◆ **Goal of the exercise**: No pictures should appear in the copy; otherwise retype the entries exactly.

--- Raw data Enclosed Below ---

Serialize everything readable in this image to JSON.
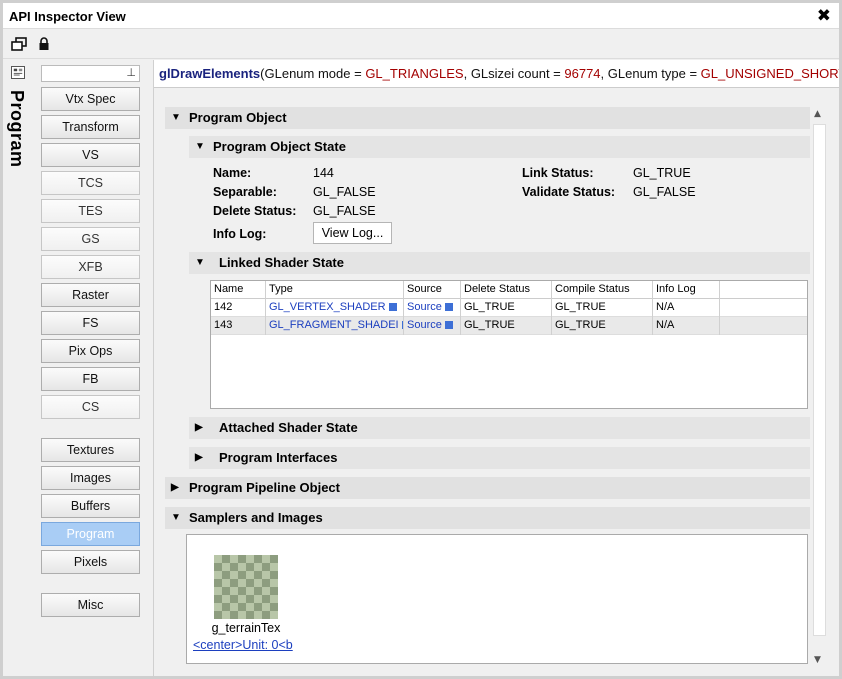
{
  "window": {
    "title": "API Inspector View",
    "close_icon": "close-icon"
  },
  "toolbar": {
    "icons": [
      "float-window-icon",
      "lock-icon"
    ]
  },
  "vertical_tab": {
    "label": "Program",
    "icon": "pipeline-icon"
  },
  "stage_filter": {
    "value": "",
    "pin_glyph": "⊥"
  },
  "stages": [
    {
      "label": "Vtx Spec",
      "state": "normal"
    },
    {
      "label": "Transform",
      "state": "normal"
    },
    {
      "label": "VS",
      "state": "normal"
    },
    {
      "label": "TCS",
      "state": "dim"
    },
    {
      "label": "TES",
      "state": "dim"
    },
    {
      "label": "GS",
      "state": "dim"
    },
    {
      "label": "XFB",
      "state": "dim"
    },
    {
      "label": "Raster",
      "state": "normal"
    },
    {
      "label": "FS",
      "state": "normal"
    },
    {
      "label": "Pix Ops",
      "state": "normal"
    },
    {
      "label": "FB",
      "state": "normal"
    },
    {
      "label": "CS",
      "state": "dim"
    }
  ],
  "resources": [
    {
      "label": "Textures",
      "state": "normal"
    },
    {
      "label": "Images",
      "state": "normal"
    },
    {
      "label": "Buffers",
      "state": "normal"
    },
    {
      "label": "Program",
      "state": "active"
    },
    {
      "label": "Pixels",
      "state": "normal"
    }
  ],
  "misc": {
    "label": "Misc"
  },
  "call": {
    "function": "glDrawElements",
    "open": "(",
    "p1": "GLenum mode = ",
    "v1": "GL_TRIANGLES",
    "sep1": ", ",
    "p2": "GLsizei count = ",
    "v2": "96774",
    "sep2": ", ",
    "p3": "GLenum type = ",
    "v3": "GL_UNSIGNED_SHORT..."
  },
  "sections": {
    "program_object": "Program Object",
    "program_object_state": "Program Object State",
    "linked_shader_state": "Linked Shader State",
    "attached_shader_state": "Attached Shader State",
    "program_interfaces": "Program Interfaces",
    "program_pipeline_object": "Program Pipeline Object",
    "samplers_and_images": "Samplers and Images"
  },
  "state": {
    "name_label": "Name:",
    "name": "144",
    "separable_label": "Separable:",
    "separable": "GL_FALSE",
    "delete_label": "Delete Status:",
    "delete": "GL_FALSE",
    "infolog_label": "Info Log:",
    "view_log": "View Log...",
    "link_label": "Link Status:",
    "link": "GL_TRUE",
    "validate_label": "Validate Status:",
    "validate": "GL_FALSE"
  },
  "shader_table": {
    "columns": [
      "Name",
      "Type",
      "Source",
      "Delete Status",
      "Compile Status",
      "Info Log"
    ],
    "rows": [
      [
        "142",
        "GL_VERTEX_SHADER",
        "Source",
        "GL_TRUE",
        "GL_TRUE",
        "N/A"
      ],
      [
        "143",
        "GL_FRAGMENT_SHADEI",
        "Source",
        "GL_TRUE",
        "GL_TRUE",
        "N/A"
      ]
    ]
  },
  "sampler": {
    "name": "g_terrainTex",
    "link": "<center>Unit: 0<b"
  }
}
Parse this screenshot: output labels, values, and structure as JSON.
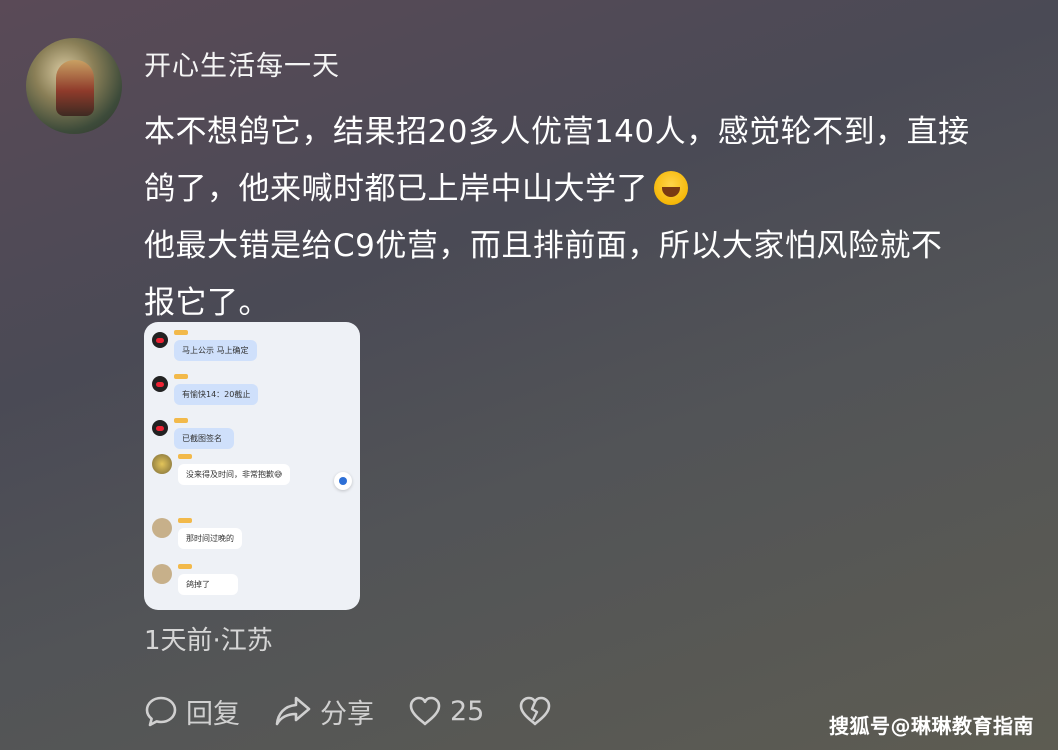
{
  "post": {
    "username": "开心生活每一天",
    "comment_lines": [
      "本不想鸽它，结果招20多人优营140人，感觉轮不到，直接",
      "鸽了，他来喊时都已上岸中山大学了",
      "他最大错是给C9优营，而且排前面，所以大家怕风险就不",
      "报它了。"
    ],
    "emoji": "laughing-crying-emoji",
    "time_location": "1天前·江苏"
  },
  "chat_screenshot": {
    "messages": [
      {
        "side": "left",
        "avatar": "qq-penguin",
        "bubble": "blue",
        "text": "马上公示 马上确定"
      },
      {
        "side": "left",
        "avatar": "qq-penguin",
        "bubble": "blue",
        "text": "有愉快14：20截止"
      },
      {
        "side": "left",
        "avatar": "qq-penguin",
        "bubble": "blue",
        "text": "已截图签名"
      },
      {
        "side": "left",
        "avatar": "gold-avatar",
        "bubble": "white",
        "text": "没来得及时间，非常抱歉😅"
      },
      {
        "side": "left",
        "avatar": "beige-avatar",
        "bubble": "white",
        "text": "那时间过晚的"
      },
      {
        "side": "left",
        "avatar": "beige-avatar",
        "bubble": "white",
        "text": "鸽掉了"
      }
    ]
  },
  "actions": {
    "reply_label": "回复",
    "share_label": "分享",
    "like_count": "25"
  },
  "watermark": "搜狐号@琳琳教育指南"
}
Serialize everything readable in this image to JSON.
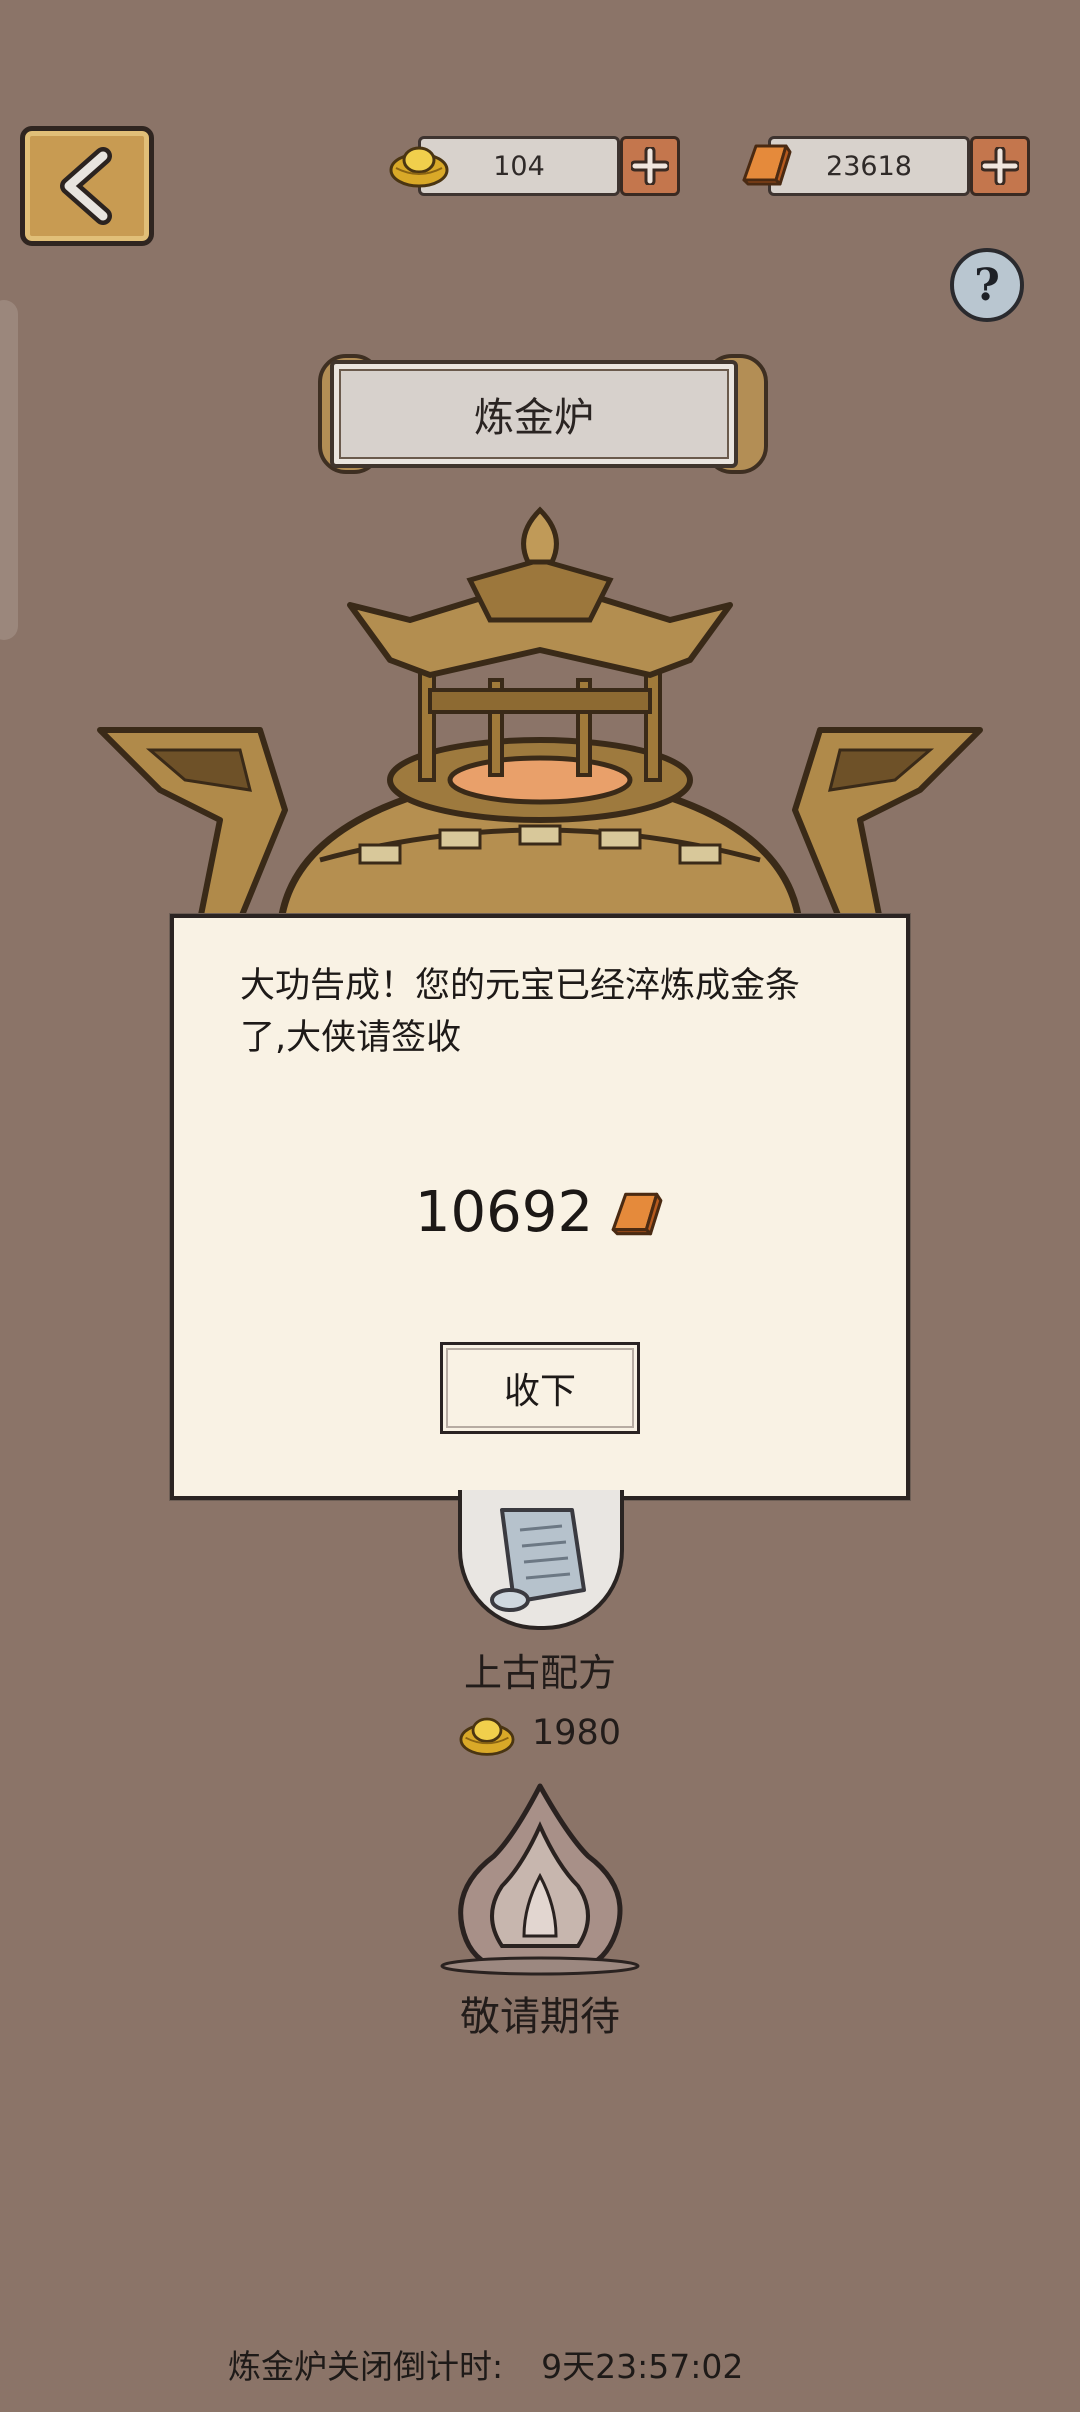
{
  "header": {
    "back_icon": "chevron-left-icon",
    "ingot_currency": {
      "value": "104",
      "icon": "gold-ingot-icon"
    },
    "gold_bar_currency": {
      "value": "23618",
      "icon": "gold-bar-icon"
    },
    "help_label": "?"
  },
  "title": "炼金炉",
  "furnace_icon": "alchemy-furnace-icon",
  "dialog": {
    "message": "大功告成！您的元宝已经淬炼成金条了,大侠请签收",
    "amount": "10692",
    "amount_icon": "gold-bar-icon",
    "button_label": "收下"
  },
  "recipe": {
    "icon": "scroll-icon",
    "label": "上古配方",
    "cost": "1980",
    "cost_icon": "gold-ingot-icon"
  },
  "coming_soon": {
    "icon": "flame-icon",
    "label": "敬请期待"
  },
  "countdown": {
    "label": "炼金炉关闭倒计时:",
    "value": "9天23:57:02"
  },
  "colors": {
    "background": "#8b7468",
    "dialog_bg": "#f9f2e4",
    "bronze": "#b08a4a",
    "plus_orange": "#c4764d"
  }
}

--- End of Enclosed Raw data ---

◆ **Answer to the problem**:
Serialize everything readable in this image to JSON.
{
  "window": {
    "title": "API Inspector View",
    "close_icon": "close-icon"
  },
  "toolbar": {
    "icons": [
      "float-window-icon",
      "lock-icon"
    ]
  },
  "vertical_tab": {
    "label": "Program",
    "icon": "pipeline-icon"
  },
  "stage_filter": {
    "value": "",
    "pin_glyph": "⊥"
  },
  "stages": [
    {
      "label": "Vtx Spec",
      "state": "normal"
    },
    {
      "label": "Transform",
      "state": "normal"
    },
    {
      "label": "VS",
      "state": "normal"
    },
    {
      "label": "TCS",
      "state": "dim"
    },
    {
      "label": "TES",
      "state": "dim"
    },
    {
      "label": "GS",
      "state": "dim"
    },
    {
      "label": "XFB",
      "state": "dim"
    },
    {
      "label": "Raster",
      "state": "normal"
    },
    {
      "label": "FS",
      "state": "normal"
    },
    {
      "label": "Pix Ops",
      "state": "normal"
    },
    {
      "label": "FB",
      "state": "normal"
    },
    {
      "label": "CS",
      "state": "dim"
    }
  ],
  "resources": [
    {
      "label": "Textures",
      "state": "normal"
    },
    {
      "label": "Images",
      "state": "normal"
    },
    {
      "label": "Buffers",
      "state": "normal"
    },
    {
      "label": "Program",
      "state": "active"
    },
    {
      "label": "Pixels",
      "state": "normal"
    }
  ],
  "misc": {
    "label": "Misc"
  },
  "call": {
    "function": "glDrawElements",
    "open": "(",
    "p1": "GLenum mode = ",
    "v1": "GL_TRIANGLES",
    "sep1": ", ",
    "p2": "GLsizei count = ",
    "v2": "96774",
    "sep2": ", ",
    "p3": "GLenum type = ",
    "v3": "GL_UNSIGNED_SHORT..."
  },
  "sections": {
    "program_object": "Program Object",
    "program_object_state": "Program Object State",
    "linked_shader_state": "Linked Shader State",
    "attached_shader_state": "Attached Shader State",
    "program_interfaces": "Program Interfaces",
    "program_pipeline_object": "Program Pipeline Object",
    "samplers_and_images": "Samplers and Images"
  },
  "state": {
    "name_label": "Name:",
    "name": "144",
    "separable_label": "Separable:",
    "separable": "GL_FALSE",
    "delete_label": "Delete Status:",
    "delete": "GL_FALSE",
    "infolog_label": "Info Log:",
    "view_log": "View Log...",
    "link_label": "Link Status:",
    "link": "GL_TRUE",
    "validate_label": "Validate Status:",
    "validate": "GL_FALSE"
  },
  "shader_table": {
    "columns": [
      "Name",
      "Type",
      "Source",
      "Delete Status",
      "Compile Status",
      "Info Log"
    ],
    "rows": [
      [
        "142",
        "GL_VERTEX_SHADER",
        "Source",
        "GL_TRUE",
        "GL_TRUE",
        "N/A"
      ],
      [
        "143",
        "GL_FRAGMENT_SHADEI",
        "Source",
        "GL_TRUE",
        "GL_TRUE",
        "N/A"
      ]
    ]
  },
  "sampler": {
    "name": "g_terrainTex",
    "link": "<center>Unit: 0<b"
  }
}
Parse this screenshot: output labels, values, and structure as JSON.
{
  "post": {
    "username": "开心生活每一天",
    "comment_lines": [
      "本不想鸽它，结果招20多人优营140人，感觉轮不到，直接",
      "鸽了，他来喊时都已上岸中山大学了",
      "他最大错是给C9优营，而且排前面，所以大家怕风险就不",
      "报它了。"
    ],
    "emoji": "laughing-crying-emoji",
    "time_location": "1天前·江苏"
  },
  "chat_screenshot": {
    "messages": [
      {
        "side": "left",
        "avatar": "qq-penguin",
        "bubble": "blue",
        "text": "马上公示 马上确定"
      },
      {
        "side": "left",
        "avatar": "qq-penguin",
        "bubble": "blue",
        "text": "有愉快14：20截止"
      },
      {
        "side": "left",
        "avatar": "qq-penguin",
        "bubble": "blue",
        "text": "已截图签名"
      },
      {
        "side": "left",
        "avatar": "gold-avatar",
        "bubble": "white",
        "text": "没来得及时间，非常抱歉😅"
      },
      {
        "side": "left",
        "avatar": "beige-avatar",
        "bubble": "white",
        "text": "那时间过晚的"
      },
      {
        "side": "left",
        "avatar": "beige-avatar",
        "bubble": "white",
        "text": "鸽掉了"
      }
    ]
  },
  "actions": {
    "reply_label": "回复",
    "share_label": "分享",
    "like_count": "25"
  },
  "watermark": "搜狐号@琳琳教育指南"
}
Serialize everything readable in this image to JSON.
{
  "header": {
    "back_icon": "chevron-left-icon",
    "ingot_currency": {
      "value": "104",
      "icon": "gold-ingot-icon"
    },
    "gold_bar_currency": {
      "value": "23618",
      "icon": "gold-bar-icon"
    },
    "help_label": "?"
  },
  "title": "炼金炉",
  "furnace_icon": "alchemy-furnace-icon",
  "dialog": {
    "message": "大功告成！您的元宝已经淬炼成金条了,大侠请签收",
    "amount": "10692",
    "amount_icon": "gold-bar-icon",
    "button_label": "收下"
  },
  "recipe": {
    "icon": "scroll-icon",
    "label": "上古配方",
    "cost": "1980",
    "cost_icon": "gold-ingot-icon"
  },
  "coming_soon": {
    "icon": "flame-icon",
    "label": "敬请期待"
  },
  "countdown": {
    "label": "炼金炉关闭倒计时:",
    "value": "9天23:57:02"
  },
  "colors": {
    "background": "#8b7468",
    "dialog_bg": "#f9f2e4",
    "bronze": "#b08a4a",
    "plus_orange": "#c4764d"
  }
}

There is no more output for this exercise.